13. Nilgiri Tahr (Endangered)
The state animal of Tamil Nadu, it is a stocky wild goat native to the hills of Southern India. Eravikulam National Park in Kerala has the highest density and largest surviving population of the Nilgiri Tahr.
14. Ganges River Dolphin (Endangered)
It is the national aquatic animal of India and is quite different from oceanic dolphins. Vikramashila Dolphin Gangetic Sanctuary and Dibru Saikhowa National Park are the two best places to spot them.
15. White-bellied heron (Critically Endangered)
Also known as the imperial heron, it is the second largest species of heron in the world and is found in the foothills of the Eastern Himalayas.
Namdapha Tiger Reserve in Arunachal Pradesh is home to the surviving population.
16. Bengal Florican (Critically endangered)
A highly threatened and rare bird, it is the size of a large duck.

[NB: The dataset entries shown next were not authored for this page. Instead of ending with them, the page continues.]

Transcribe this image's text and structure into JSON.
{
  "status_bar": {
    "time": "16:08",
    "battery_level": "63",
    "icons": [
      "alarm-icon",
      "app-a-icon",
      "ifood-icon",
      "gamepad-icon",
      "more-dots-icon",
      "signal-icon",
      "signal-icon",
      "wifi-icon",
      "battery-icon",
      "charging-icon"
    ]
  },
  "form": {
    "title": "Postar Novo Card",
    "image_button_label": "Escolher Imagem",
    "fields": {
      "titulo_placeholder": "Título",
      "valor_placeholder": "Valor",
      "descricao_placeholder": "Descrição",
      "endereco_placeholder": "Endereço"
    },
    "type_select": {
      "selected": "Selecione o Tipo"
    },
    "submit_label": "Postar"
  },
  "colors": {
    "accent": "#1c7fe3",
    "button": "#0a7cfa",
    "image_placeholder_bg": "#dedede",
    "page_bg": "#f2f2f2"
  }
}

Its population has suffered a dramatic decline owing to the widespread and ongoing conversion of its wet-grassland habitat to agricultural land.
Dudhwa and Kaziranga National Parks, in Assam are the places where you can sight this beautiful bird.
17. Snow Leopard (Vulnerable)
It is one of the most secretive cats and not many people in the world have had the privilege to see them in the wild in India.
Thanks to conservation efforts, the species has recently been moved from Endangered to Vulnerable status and can be spotted in the Hemis and Nanda Devi National Parks in the Himalayas.
This could be humanity’s last chance to save these animals from extinction.